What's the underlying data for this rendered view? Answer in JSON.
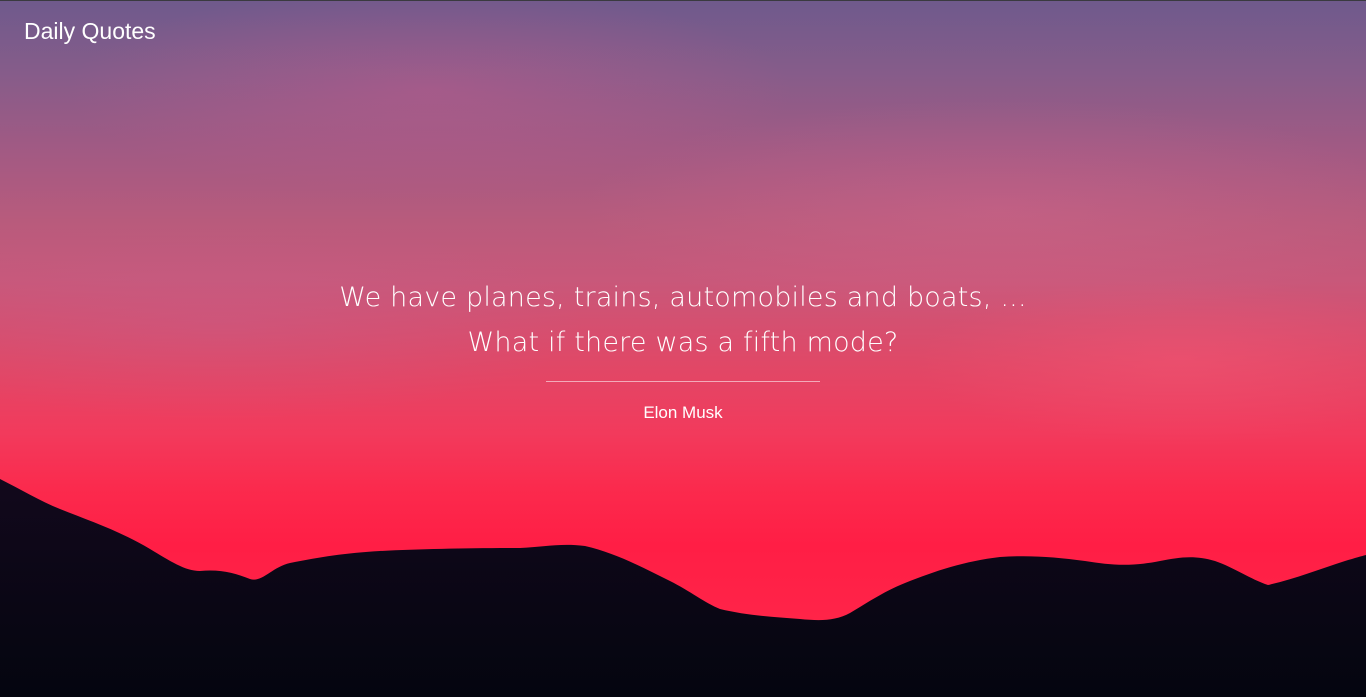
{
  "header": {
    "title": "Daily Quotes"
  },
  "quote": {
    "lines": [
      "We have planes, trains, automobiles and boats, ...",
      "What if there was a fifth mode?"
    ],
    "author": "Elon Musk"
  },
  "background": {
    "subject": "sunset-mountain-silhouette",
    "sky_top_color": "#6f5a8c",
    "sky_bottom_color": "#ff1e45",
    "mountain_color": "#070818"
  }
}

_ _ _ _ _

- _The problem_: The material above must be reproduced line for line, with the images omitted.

- _Solution for this task_:
What's the underlying data for this rendered view? Answer in JSON.
{
  "header": {
    "title": "Daily Quotes"
  },
  "quote": {
    "lines": [
      "We have planes, trains, automobiles and boats, ...",
      "What if there was a fifth mode?"
    ],
    "author": "Elon Musk"
  },
  "background": {
    "subject": "sunset-mountain-silhouette",
    "sky_top_color": "#6f5a8c",
    "sky_bottom_color": "#ff1e45",
    "mountain_color": "#070818"
  }
}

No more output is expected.